Each time the students are acting, I am using key vocabulary and important words and numbers that are needed on paper. After acting out the Exemplars, I would model using the chart paper and choose one part to focus and introduce to the students to put on paper. Usually for the first lesson it is to draw the diagram and label. Always having cutouts available is important because you don’t ever want to waste that precious window of focused time. You don’t want a kindergartener spending the whole Exemplars Journal time trying to draw a bicycle with two tires. Bicycle frame cutouts and tire circle cutouts are a necessity to see if the student can solve the problem and label and show what they know. Each week I focus on a new part of showing what they know on paper.

How do you keep the momentum going all year long?

It is so important to keep the love of acting out the task going all throughout the year. Use a lot of praise! After all this hard work, you will start to see a huge difference in what the students can transfer onto paper. Kindergarten procedures and math vocabulary is the foundation. Kindergarten students can do Exemplars when introduced and implemented through “Act It Out” and teaching the transferring to paper process in small lesson introductions.

What would you tell a Kindergarten teacher who is new to Exemplars?

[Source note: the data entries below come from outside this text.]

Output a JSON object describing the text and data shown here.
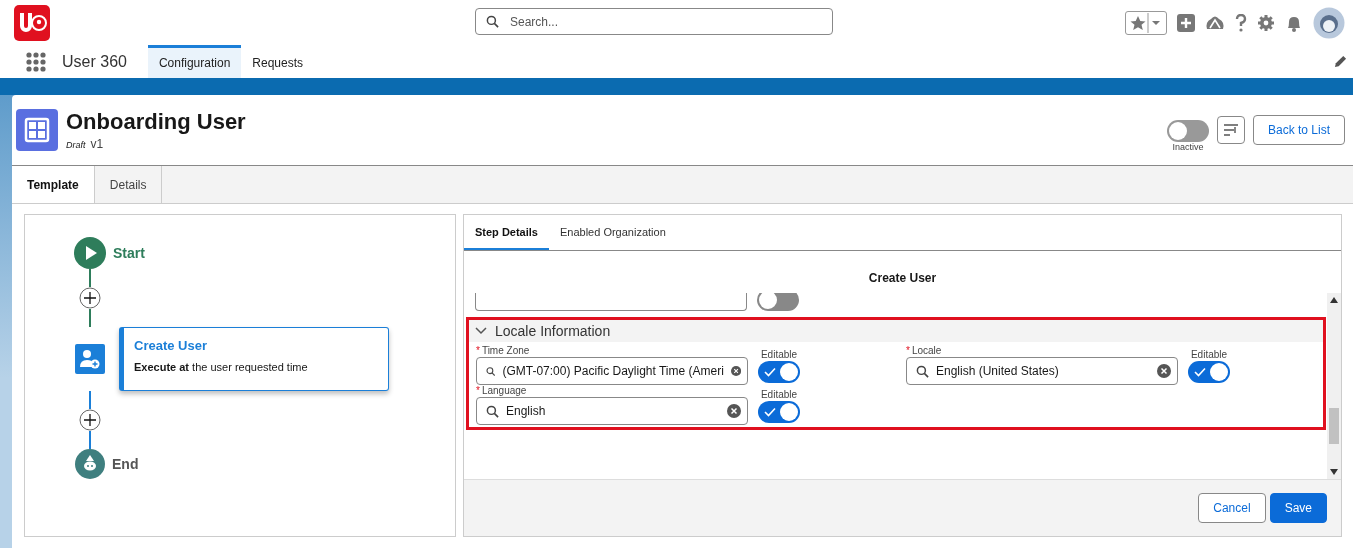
{
  "app": {
    "name": "User 360"
  },
  "search": {
    "placeholder": "Search..."
  },
  "nav_tabs": [
    {
      "label": "Configuration",
      "selected": true
    },
    {
      "label": "Requests",
      "selected": false
    }
  ],
  "record": {
    "title": "Onboarding User",
    "status": "Draft",
    "version": "v1",
    "toggle": {
      "on": false,
      "label": "Inactive"
    },
    "back_button": "Back to List"
  },
  "record_tabs": [
    {
      "label": "Template",
      "selected": true
    },
    {
      "label": "Details",
      "selected": false
    }
  ],
  "flow": {
    "start": "Start",
    "step": {
      "title": "Create User",
      "description": "**Execute at** the user requested time"
    },
    "end": "End"
  },
  "detail_tabs": [
    {
      "label": "Step Details",
      "selected": true
    },
    {
      "label": "Enabled Organization",
      "selected": false
    }
  ],
  "step_title": "Create User",
  "partial_row": {
    "editable": false
  },
  "section": {
    "title": "Locale Information",
    "expanded": true,
    "highlighted": true,
    "fields": [
      {
        "label": "Time Zone",
        "required_mark": "*",
        "value": "(GMT-07:00) Pacific Daylight Time (Ameri",
        "editable_label": "Editable",
        "editable": true
      },
      {
        "label": "Locale",
        "required_mark": "*",
        "value": "English (United States)",
        "editable_label": "Editable",
        "editable": true
      },
      {
        "label": "Language",
        "required_mark": "*",
        "value": "English",
        "editable_label": "Editable",
        "editable": true
      }
    ]
  },
  "buttons": {
    "cancel": "Cancel",
    "save": "Save"
  }
}
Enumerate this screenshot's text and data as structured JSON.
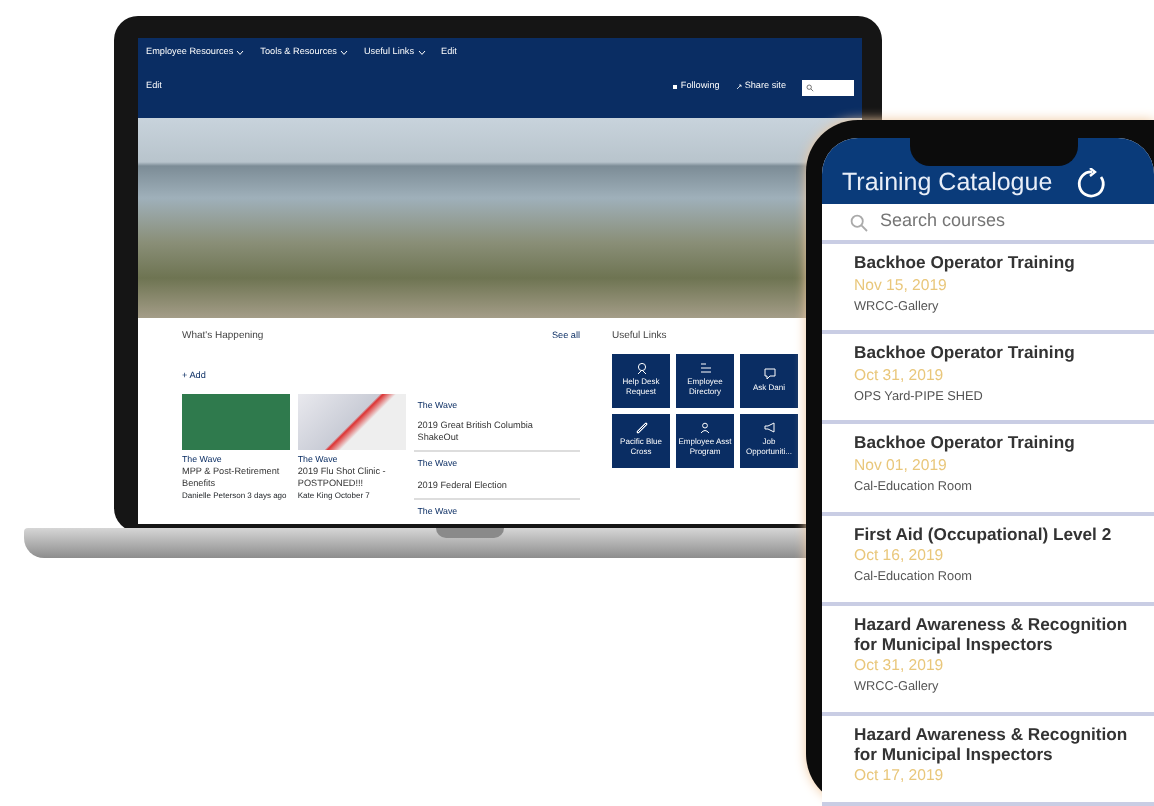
{
  "laptop": {
    "nav_links": [
      {
        "label": "Employee Resources",
        "dropdown": true
      },
      {
        "label": "Tools & Resources",
        "dropdown": true
      },
      {
        "label": "Useful Links",
        "dropdown": true
      },
      {
        "label": "Edit",
        "dropdown": false
      }
    ],
    "edit_link": "Edit",
    "actions": [
      {
        "label": "Following"
      },
      {
        "label": "Share site"
      }
    ],
    "news": {
      "title": "What's Happening",
      "add": "+ Add",
      "see_all": "See all",
      "cards": [
        {
          "kind": "green",
          "source": "The Wave",
          "title": "MPP & Post-Retirement Benefits",
          "author": "Danielle Peterson",
          "time": "3 days ago"
        },
        {
          "kind": "photo",
          "source": "The Wave",
          "title": "2019 Flu Shot Clinic - POSTPONED!!!",
          "author": "Kate King",
          "time": "October 7"
        }
      ],
      "list": [
        {
          "source": "The Wave",
          "title": "2019 Great British Columbia ShakeOut"
        },
        {
          "source": "The Wave",
          "title": "2019 Federal Election"
        },
        {
          "source": "The Wave"
        }
      ]
    },
    "useful_links": {
      "title": "Useful Links",
      "tiles": [
        "Help Desk Request",
        "Employee Directory",
        "Ask Dani",
        "Pacific Blue Cross",
        "Employee Asst Program",
        "Job Opportuniti..."
      ]
    }
  },
  "phone": {
    "title": "Training Catalogue",
    "search": {
      "placeholder": "Search courses"
    },
    "courses": [
      {
        "title": "Backhoe Operator Training",
        "date": "Nov 15, 2019",
        "location": "WRCC-Gallery"
      },
      {
        "title": "Backhoe Operator Training",
        "date": "Oct 31, 2019",
        "location": "OPS Yard-PIPE SHED"
      },
      {
        "title": "Backhoe Operator Training",
        "date": "Nov 01, 2019",
        "location": "Cal-Education Room"
      },
      {
        "title": "First Aid (Occupational) Level 2",
        "date": "Oct 16, 2019",
        "location": "Cal-Education Room"
      },
      {
        "title": "Hazard Awareness & Recognition for Municipal Inspectors",
        "date": "Oct 31, 2019",
        "location": "WRCC-Gallery"
      },
      {
        "title": "Hazard Awareness & Recognition for Municipal Inspectors",
        "date": "Oct 17, 2019"
      }
    ]
  }
}
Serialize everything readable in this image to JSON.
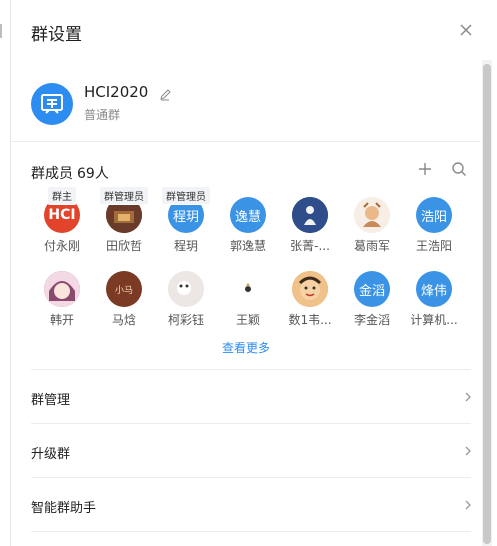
{
  "header": {
    "title": "群设置"
  },
  "group": {
    "name": "HCI2020",
    "type": "普通群"
  },
  "members": {
    "label": "群成员",
    "count": "69人",
    "row1": [
      {
        "name": "付永刚",
        "badge": "群主",
        "avatar_text": "HCI",
        "color": "#e1442a"
      },
      {
        "name": "田欣哲",
        "badge": "群管理员",
        "avatar_text": "",
        "color": "#6a3a2a"
      },
      {
        "name": "程玥",
        "badge": "群管理员",
        "avatar_text": "程玥",
        "color": "#3b93e6"
      },
      {
        "name": "郭逸慧",
        "badge": "",
        "avatar_text": "逸慧",
        "color": "#3b93e6"
      },
      {
        "name": "张菁-...",
        "badge": "",
        "avatar_text": "",
        "color": "#2f4d8a"
      },
      {
        "name": "葛雨军",
        "badge": "",
        "avatar_text": "",
        "color": "#f3e6d8"
      },
      {
        "name": "王浩阳",
        "badge": "",
        "avatar_text": "浩阳",
        "color": "#3b93e6"
      }
    ],
    "row2": [
      {
        "name": "韩开",
        "avatar_text": "",
        "color": "#b06a8c"
      },
      {
        "name": "马焓",
        "avatar_text": "小马",
        "color": "#7a3a24"
      },
      {
        "name": "柯彩钰",
        "avatar_text": "",
        "color": "#e7e2e0"
      },
      {
        "name": "王颖",
        "avatar_text": "",
        "color": "#ffffff"
      },
      {
        "name": "数1韦...",
        "avatar_text": "",
        "color": "#d9a46a"
      },
      {
        "name": "李金滔",
        "avatar_text": "金滔",
        "color": "#3b93e6"
      },
      {
        "name": "计算机...",
        "avatar_text": "烽伟",
        "color": "#3b93e6"
      }
    ],
    "view_more": "查看更多"
  },
  "settings": [
    {
      "label": "群管理"
    },
    {
      "label": "升级群"
    },
    {
      "label": "智能群助手"
    }
  ],
  "colors": {
    "accent": "#2d8cf0"
  },
  "icons": [
    "close-icon",
    "edit-icon",
    "plus-icon",
    "search-icon",
    "chevron-right-icon"
  ]
}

I have to admit I was overwhelmed the first year I taught Math Exemplars. You just have to start and jump in! This is my 5th year teaching Exemplars in Kindergarten and the results and growth that I see in May are incredible.